[Start of section]
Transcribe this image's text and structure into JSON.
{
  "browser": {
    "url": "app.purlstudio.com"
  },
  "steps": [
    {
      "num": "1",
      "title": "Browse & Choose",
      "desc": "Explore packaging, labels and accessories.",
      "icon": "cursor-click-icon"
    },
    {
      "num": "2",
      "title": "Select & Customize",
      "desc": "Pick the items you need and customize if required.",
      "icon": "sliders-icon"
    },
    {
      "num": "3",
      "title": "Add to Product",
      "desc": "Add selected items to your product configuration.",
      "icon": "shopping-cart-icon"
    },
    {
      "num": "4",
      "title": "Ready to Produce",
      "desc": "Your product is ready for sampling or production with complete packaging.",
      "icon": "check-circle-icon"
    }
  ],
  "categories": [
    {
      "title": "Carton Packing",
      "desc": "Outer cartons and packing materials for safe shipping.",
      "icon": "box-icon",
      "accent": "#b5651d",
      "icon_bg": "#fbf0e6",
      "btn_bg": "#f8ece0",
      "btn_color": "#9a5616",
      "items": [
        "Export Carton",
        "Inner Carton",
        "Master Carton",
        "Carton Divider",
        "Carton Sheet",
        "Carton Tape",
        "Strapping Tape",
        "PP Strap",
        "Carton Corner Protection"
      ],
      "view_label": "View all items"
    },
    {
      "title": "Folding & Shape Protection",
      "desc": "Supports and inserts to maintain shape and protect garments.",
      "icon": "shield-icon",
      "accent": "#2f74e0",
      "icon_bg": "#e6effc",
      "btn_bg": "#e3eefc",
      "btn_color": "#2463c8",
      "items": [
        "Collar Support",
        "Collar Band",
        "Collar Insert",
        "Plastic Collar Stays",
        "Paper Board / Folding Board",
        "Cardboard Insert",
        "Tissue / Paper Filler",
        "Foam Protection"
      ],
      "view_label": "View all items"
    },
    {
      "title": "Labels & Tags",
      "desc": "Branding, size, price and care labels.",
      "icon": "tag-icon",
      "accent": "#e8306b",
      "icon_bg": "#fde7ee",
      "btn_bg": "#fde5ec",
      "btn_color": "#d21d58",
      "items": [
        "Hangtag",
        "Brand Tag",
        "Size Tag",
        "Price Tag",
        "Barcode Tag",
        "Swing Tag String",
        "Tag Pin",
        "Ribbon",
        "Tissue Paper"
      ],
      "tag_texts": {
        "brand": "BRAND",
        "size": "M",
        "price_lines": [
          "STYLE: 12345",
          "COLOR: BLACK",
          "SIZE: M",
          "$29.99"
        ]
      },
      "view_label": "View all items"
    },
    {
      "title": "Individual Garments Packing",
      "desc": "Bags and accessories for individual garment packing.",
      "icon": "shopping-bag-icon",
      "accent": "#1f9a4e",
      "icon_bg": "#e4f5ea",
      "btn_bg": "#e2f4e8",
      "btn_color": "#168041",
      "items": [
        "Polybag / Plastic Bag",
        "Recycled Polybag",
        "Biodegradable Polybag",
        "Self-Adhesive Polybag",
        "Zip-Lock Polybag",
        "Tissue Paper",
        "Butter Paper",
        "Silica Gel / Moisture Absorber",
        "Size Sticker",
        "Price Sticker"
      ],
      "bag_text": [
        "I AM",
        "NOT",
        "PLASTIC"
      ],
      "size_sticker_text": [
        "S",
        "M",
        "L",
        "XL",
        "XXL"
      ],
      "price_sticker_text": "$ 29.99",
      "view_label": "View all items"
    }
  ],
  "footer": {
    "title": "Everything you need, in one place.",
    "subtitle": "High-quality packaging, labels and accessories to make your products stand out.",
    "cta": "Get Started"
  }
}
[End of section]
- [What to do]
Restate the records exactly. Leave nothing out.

- [Output]
Transcribe this image's text and structure into JSON.
{
  "browser": {
    "url": "app.purlstudio.com"
  },
  "steps": [
    {
      "num": "1",
      "title": "Browse & Choose",
      "desc": "Explore packaging, labels and accessories.",
      "icon": "cursor-click-icon"
    },
    {
      "num": "2",
      "title": "Select & Customize",
      "desc": "Pick the items you need and customize if required.",
      "icon": "sliders-icon"
    },
    {
      "num": "3",
      "title": "Add to Product",
      "desc": "Add selected items to your product configuration.",
      "icon": "shopping-cart-icon"
    },
    {
      "num": "4",
      "title": "Ready to Produce",
      "desc": "Your product is ready for sampling or production with complete packaging.",
      "icon": "check-circle-icon"
    }
  ],
  "categories": [
    {
      "title": "Carton Packing",
      "desc": "Outer cartons and packing materials for safe shipping.",
      "icon": "box-icon",
      "accent": "#b5651d",
      "icon_bg": "#fbf0e6",
      "btn_bg": "#f8ece0",
      "btn_color": "#9a5616",
      "items": [
        "Export Carton",
        "Inner Carton",
        "Master Carton",
        "Carton Divider",
        "Carton Sheet",
        "Carton Tape",
        "Strapping Tape",
        "PP Strap",
        "Carton Corner Protection"
      ],
      "view_label": "View all items"
    },
    {
      "title": "Folding & Shape Protection",
      "desc": "Supports and inserts to maintain shape and protect garments.",
      "icon": "shield-icon",
      "accent": "#2f74e0",
      "icon_bg": "#e6effc",
      "btn_bg": "#e3eefc",
      "btn_color": "#2463c8",
      "items": [
        "Collar Support",
        "Collar Band",
        "Collar Insert",
        "Plastic Collar Stays",
        "Paper Board / Folding Board",
        "Cardboard Insert",
        "Tissue / Paper Filler",
        "Foam Protection"
      ],
      "view_label": "View all items"
    },
    {
      "title": "Labels & Tags",
      "desc": "Branding, size, price and care labels.",
      "icon": "tag-icon",
      "accent": "#e8306b",
      "icon_bg": "#fde7ee",
      "btn_bg": "#fde5ec",
      "btn_color": "#d21d58",
      "items": [
        "Hangtag",
        "Brand Tag",
        "Size Tag",
        "Price Tag",
        "Barcode Tag",
        "Swing Tag String",
        "Tag Pin",
        "Ribbon",
        "Tissue Paper"
      ],
      "tag_texts": {
        "brand": "BRAND",
        "size": "M",
        "price_lines": [
          "STYLE: 12345",
          "COLOR: BLACK",
          "SIZE: M",
          "$29.99"
        ]
      },
      "view_label": "View all items"
    },
    {
      "title": "Individual Garments Packing",
      "desc": "Bags and accessories for individual garment packing.",
      "icon": "shopping-bag-icon",
      "accent": "#1f9a4e",
      "icon_bg": "#e4f5ea",
      "btn_bg": "#e2f4e8",
      "btn_color": "#168041",
      "items": [
        "Polybag / Plastic Bag",
        "Recycled Polybag",
        "Biodegradable Polybag",
        "Self-Adhesive Polybag",
        "Zip-Lock Polybag",
        "Tissue Paper",
        "Butter Paper",
        "Silica Gel / Moisture Absorber",
        "Size Sticker",
        "Price Sticker"
      ],
      "bag_text": [
        "I AM",
        "NOT",
        "PLASTIC"
      ],
      "size_sticker_text": [
        "S",
        "M",
        "L",
        "XL",
        "XXL"
      ],
      "price_sticker_text": "$ 29.99",
      "view_label": "View all items"
    }
  ],
  "footer": {
    "title": "Everything you need, in one place.",
    "subtitle": "High-quality packaging, labels and accessories to make your products stand out.",
    "cta": "Get Started"
  }
}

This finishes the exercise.